Behavior therapy, which encompasses techniques such as exposure therapy and systematic desensitization, is particularly effective for addressing specific phobias and panic attacks. Exposure therapy involves gradually exposing individuals to feared situations or stimuli in a controlled environment, allowing them to confront and overcome their anxieties over time. Additionally, medication can be a vital component of anxiety treatment, particularly for individuals with moderate to severe symptoms. Selective serotonin reuptake inhibitors (SSRIs), serotonin-norepinephrine reuptake inhibitors (SNRIs), and benzodiazepines are commonly prescribed medications for anxiety disorders. These medications work by altering brain chemistry to reduce symptoms of anxiety, although they may not be suitable for long-term use due to potential side effects and risk of dependence.

In recent years, complementary and alternative approaches have gained attention as adjuncts to traditional treatments. Mindfulness-based practices, such as meditation and yoga, have shown promise in reducing anxiety symptoms by promoting relaxation and self-awareness. Additionally, dietary changes, exercise, and stress-reduction techniques like deep breathing exercises and progressive muscle relaxation can complement formal therapy and medication regimens.

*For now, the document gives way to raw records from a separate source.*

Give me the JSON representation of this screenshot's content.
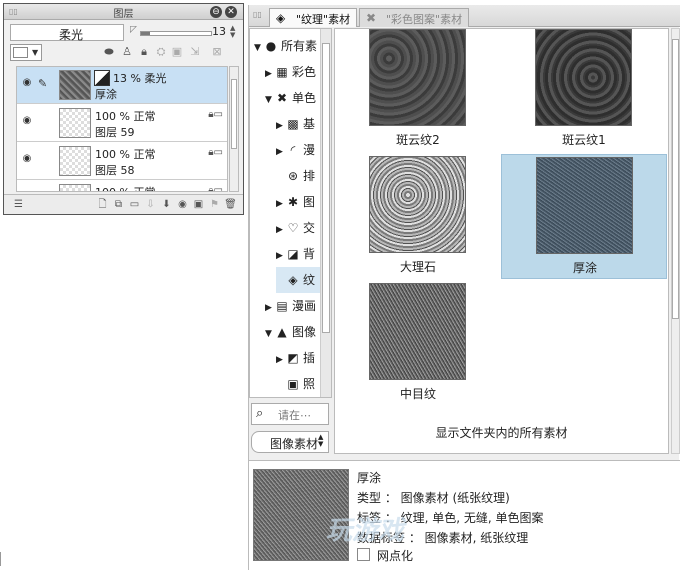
{
  "layer_panel": {
    "title": "图层",
    "blend_mode": "柔光",
    "opacity": "13",
    "opacity_fraction": 0.13,
    "layers": [
      {
        "line1": "13 % 柔光",
        "line2": "厚涂",
        "selected": true,
        "textured": true,
        "has_mask": true
      },
      {
        "line1": "100 % 正常",
        "line2": "图层 59",
        "selected": false,
        "textured": false,
        "has_mask": false
      },
      {
        "line1": "100 % 正常",
        "line2": "图层 58",
        "selected": false,
        "textured": false,
        "has_mask": false
      },
      {
        "line1": "100 % 正常",
        "line2": "",
        "selected": false,
        "textured": false,
        "has_mask": false
      }
    ]
  },
  "material_panel": {
    "tabs": [
      {
        "label": "\"纹理\"素材",
        "active": true
      },
      {
        "label": "\"彩色图案\"素材",
        "active": false
      }
    ],
    "tree": [
      {
        "label": "所有素",
        "level": 0,
        "twisty": "▼",
        "icon": "●"
      },
      {
        "label": "彩色",
        "level": 1,
        "twisty": "▶",
        "icon": "▦"
      },
      {
        "label": "单色",
        "level": 1,
        "twisty": "▼",
        "icon": "✖"
      },
      {
        "label": "基",
        "level": 2,
        "twisty": "▶",
        "icon": "▩"
      },
      {
        "label": "漫",
        "level": 2,
        "twisty": "▶",
        "icon": "◜"
      },
      {
        "label": "排",
        "level": 2,
        "twisty": "",
        "icon": "⊛"
      },
      {
        "label": "图",
        "level": 2,
        "twisty": "▶",
        "icon": "✱"
      },
      {
        "label": "交",
        "level": 2,
        "twisty": "▶",
        "icon": "♡"
      },
      {
        "label": "背",
        "level": 2,
        "twisty": "▶",
        "icon": "◪"
      },
      {
        "label": "纹",
        "level": 2,
        "twisty": "",
        "icon": "◈",
        "selected": true
      },
      {
        "label": "漫画",
        "level": 1,
        "twisty": "▶",
        "icon": "▤"
      },
      {
        "label": "图像",
        "level": 1,
        "twisty": "▼",
        "icon": "▲"
      },
      {
        "label": "插",
        "level": 2,
        "twisty": "▶",
        "icon": "◩"
      },
      {
        "label": "照",
        "level": 2,
        "twisty": "",
        "icon": "▣"
      }
    ],
    "search_placeholder": "请在⋯",
    "tag_filter": "图像素材",
    "materials": [
      {
        "name": "斑云纹2",
        "selected": false,
        "texture": "tx1"
      },
      {
        "name": "斑云纹1",
        "selected": false,
        "texture": "tx2"
      },
      {
        "name": "大理石",
        "selected": false,
        "texture": "tx3"
      },
      {
        "name": "厚涂",
        "selected": true,
        "texture": "tx4"
      },
      {
        "name": "中目纹",
        "selected": false,
        "texture": "tx5"
      }
    ],
    "show_all_label": "显示文件夹内的所有素材"
  },
  "detail": {
    "name": "厚涂",
    "type_line": "类型 ： 图像素材 (纸张纹理)",
    "tags_line": "标签 ： 纹理, 单色, 无缝, 单色图案",
    "data_tags_line": "数据标签 ： 图像素材, 纸张纹理",
    "halftone_label": "网点化"
  },
  "watermark": "玩游戏"
}
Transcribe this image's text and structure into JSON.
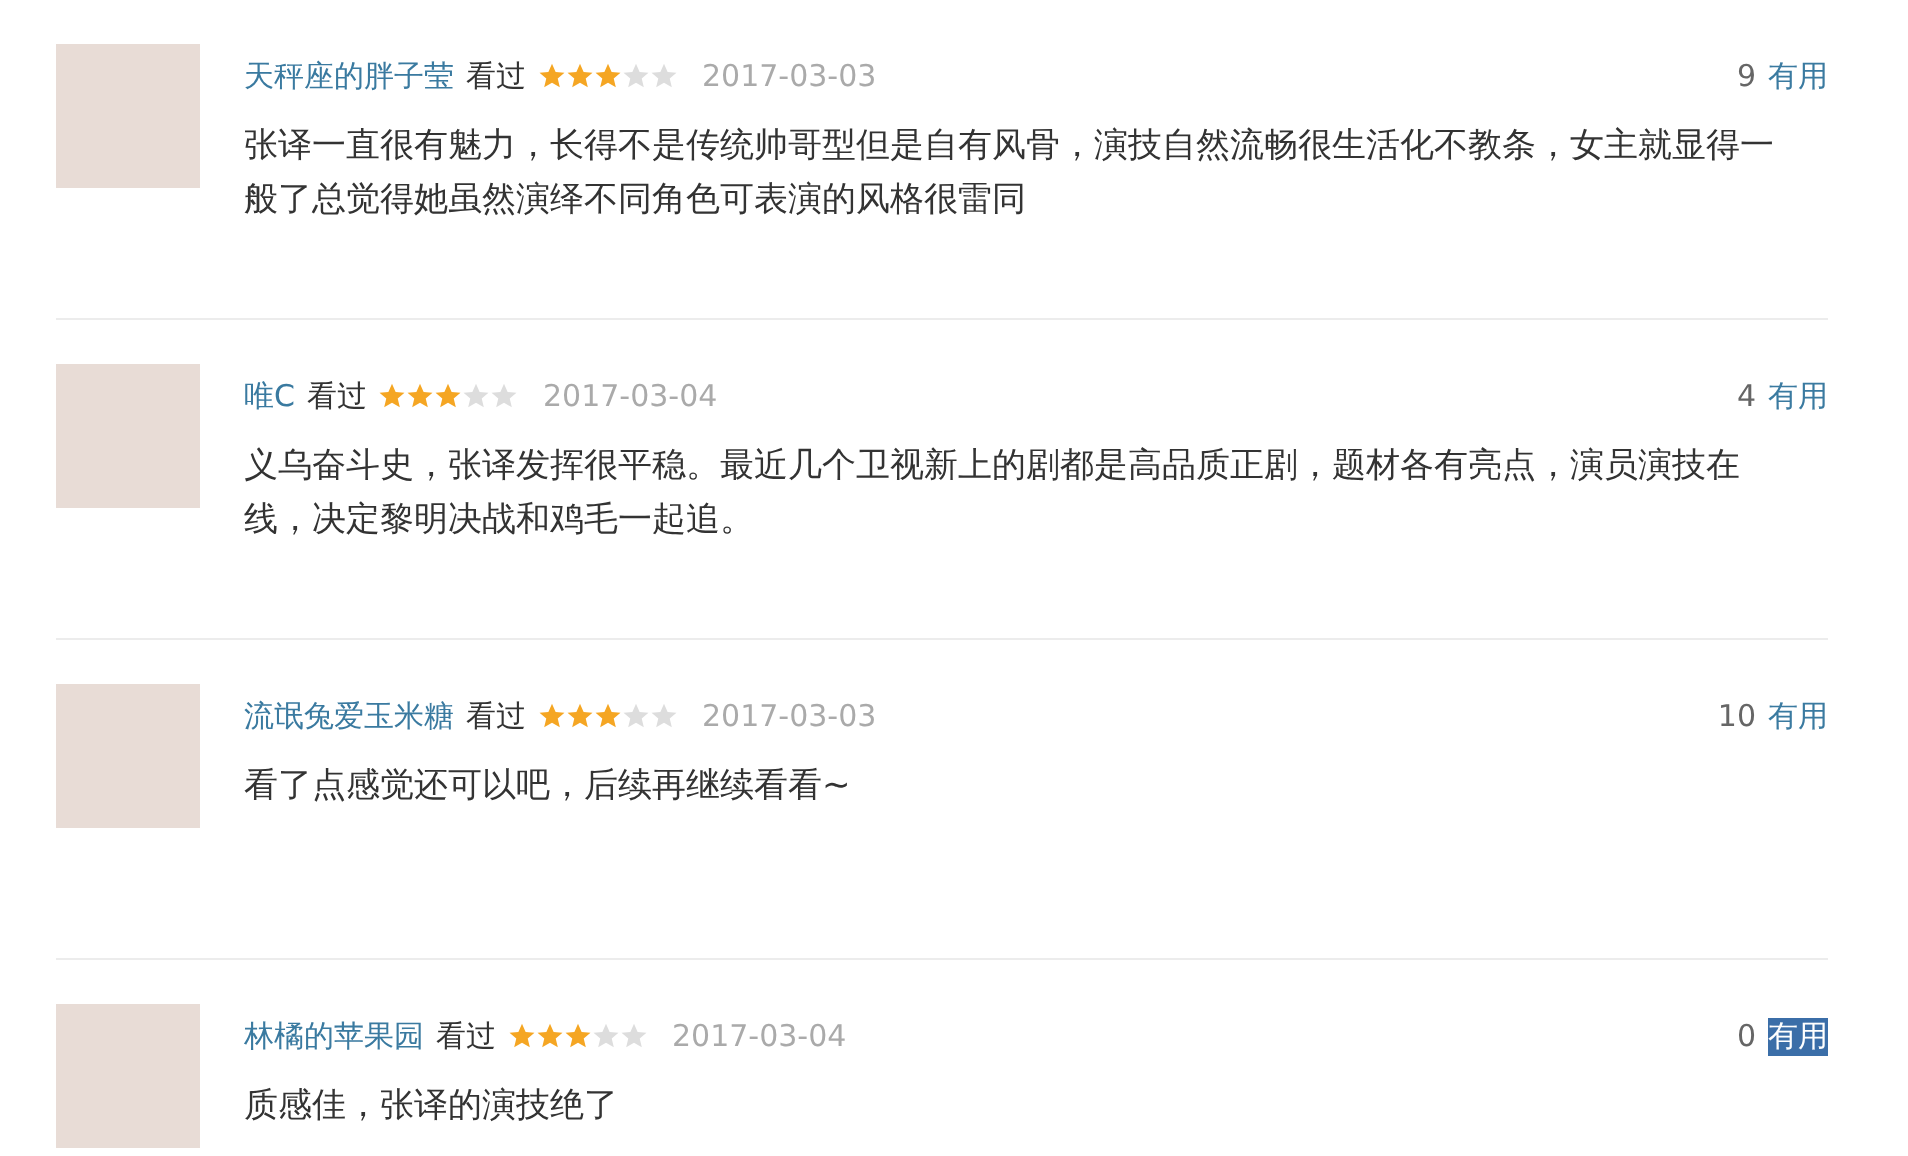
{
  "comments": [
    {
      "user": "天秤座的胖子莹",
      "status": "看过",
      "stars": 3,
      "date": "2017-03-03",
      "votes": "9",
      "useful": "有用",
      "highlighted": false,
      "text": "张译一直很有魅力，长得不是传统帅哥型但是自有风骨，演技自然流畅很生活化不教条，女主就显得一般了总觉得她虽然演绎不同角色可表演的风格很雷同"
    },
    {
      "user": "唯C",
      "status": "看过",
      "stars": 3,
      "date": "2017-03-04",
      "votes": "4",
      "useful": "有用",
      "highlighted": false,
      "text": "义乌奋斗史，张译发挥很平稳。最近几个卫视新上的剧都是高品质正剧，题材各有亮点，演员演技在线，决定黎明决战和鸡毛一起追。"
    },
    {
      "user": "流氓兔爱玉米糖",
      "status": "看过",
      "stars": 3,
      "date": "2017-03-03",
      "votes": "10",
      "useful": "有用",
      "highlighted": false,
      "text": "看了点感觉还可以吧，后续再继续看看~"
    },
    {
      "user": "林橘的苹果园",
      "status": "看过",
      "stars": 3,
      "date": "2017-03-04",
      "votes": "0",
      "useful": "有用",
      "highlighted": true,
      "text": "质感佳，张译的演技绝了"
    }
  ]
}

Ultimately, the most effective treatment approach for anxiety disorders may vary from person to person, and it often involves a combination of therapies tailored to individual needs. The key is to work closely with a qualified mental health professional to develop a comprehensive treatment plan that addresses both the symptoms and underlying causes of anxiety, empowering individuals to lead fulfilling lives despite their condition.

Medication and Other Interventions

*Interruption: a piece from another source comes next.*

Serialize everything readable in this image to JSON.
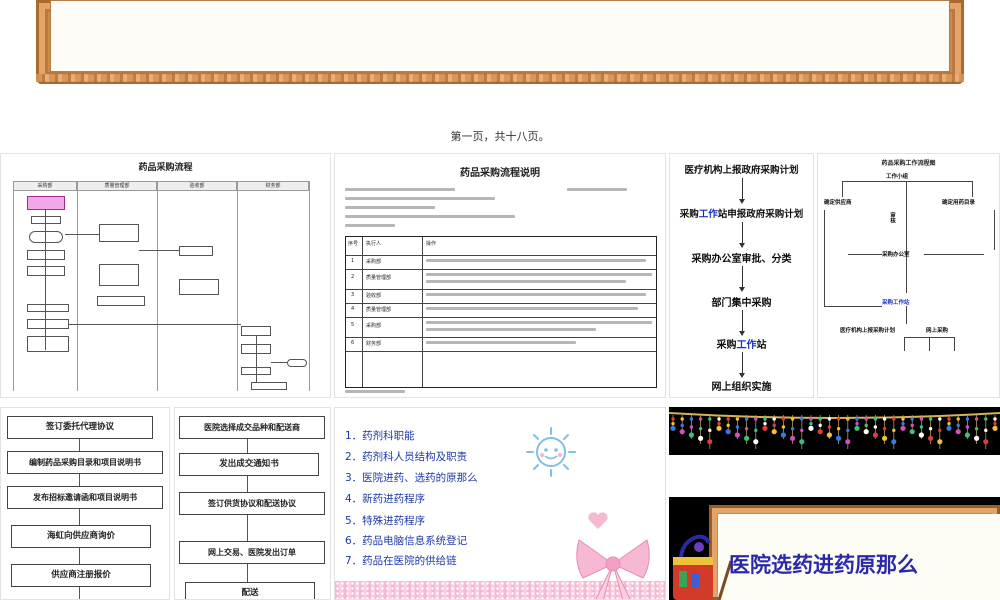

In addition to therapy, medication can play a crucial role in treating anxiety disorders, particularly in cases where symptoms are severe or significantly impact daily functioning. Commonly prescribed medications for anxiety include selective serotonin reuptake inhibitors (SSRIs), serotonin-norepinephrine reuptake inhibitors (SNRIs), benzodiazepines, and beta-blockers. It’s important to note that medication should be used in conjunction with therapy and under the supervision of a qualified healthcare provider, as they may have side effects and can be habit-forming.

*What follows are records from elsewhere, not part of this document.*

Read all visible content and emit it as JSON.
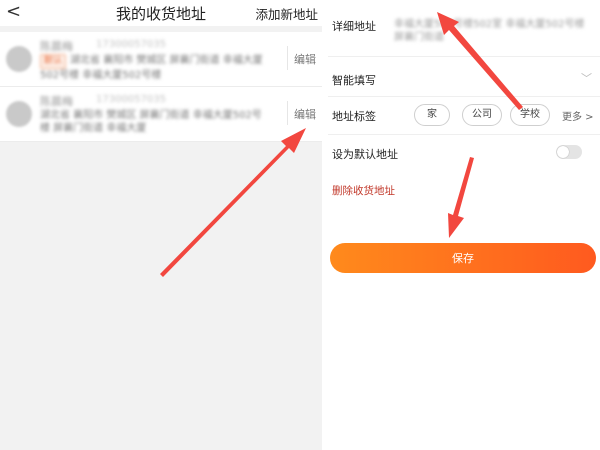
{
  "left": {
    "back_glyph": "<",
    "title": "我的收货地址",
    "add_label": "添加新地址",
    "items": [
      {
        "name": "陈晨梅",
        "phone": "17300057035",
        "tag": "默认",
        "address": "湖北省 襄阳市 樊城区 屏襄门街道 幸福大厦502号楼 幸福大厦502号楼",
        "edit_label": "编辑"
      },
      {
        "name": "陈晨梅",
        "phone": "17300057035",
        "address": "湖北省 襄阳市 樊城区 屏襄门街道 幸福大厦502号楼 屏襄门街道 幸福大厦",
        "edit_label": "编辑"
      }
    ]
  },
  "right": {
    "detail_label": "详细地址",
    "detail_value": "幸福大厦502号楼502室 幸福大厦502号楼 屏襄门街道",
    "smart_fill_label": "智能填写",
    "tags_label": "地址标签",
    "tags": [
      "家",
      "公司",
      "学校"
    ],
    "more_label": "更多 >",
    "default_label": "设为默认地址",
    "delete_label": "删除收货地址",
    "save_label": "保存"
  },
  "colors": {
    "arrow": "#f2473f",
    "save_start": "#ff8a1c",
    "save_end": "#ff5a1f",
    "delete_text": "#c2392b"
  }
}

Long-Term Management

While some individuals may experience significant relief from their anxiety symptoms with short-term interventions, others may require ongoing support and management. Anxiety disorders are often chronic conditions, meaning that symptoms may persist over the long term. As such, developing a comprehensive treatment plan that addresses both short-term symptom relief and long-term management is crucial.

Regular follow-up with mental health professionals, continued therapy sessions, and adjustments to medication as needed are all part of an effective long-term management strategy. Additionally, incorporating self-care practices such as mindfulness, exercise, adequate sleep, and stress management techniques can help individuals better cope with and mitigate anxiety symptoms in their daily lives.

The Role of Mental Health Professionals

Navigating anxiety and other mental health conditions can be challenging, but individuals don’t have to face it alone. Mental health professionals, including psychologists, psychiatrists, counselors, and therapists, are trained to assess, diagnose, and treat anxiety disorders effectively. By working closely with a qualified provider, individuals can develop a personalized treatment plan tailored to their unique needs and circumstances.

In summary, while there may not be a definitive “cure” for anxiety, there are numerous effective treatments and strategies available to help manage and alleviate symptoms. From cognitive-behavioral therapy and talk therapy to medication and other interventions, individuals with anxiety disorders have options for finding relief and improving their quality of life. By working closely with mental health professionals and developing a comprehensive treatment plan, people with anxiety can take proactive steps towards better mental and emotional well-being. Remember, recovery is a journey, and with the right support and resources, it is possible to live a fulfilling life despite anxiety or other mental health conditions.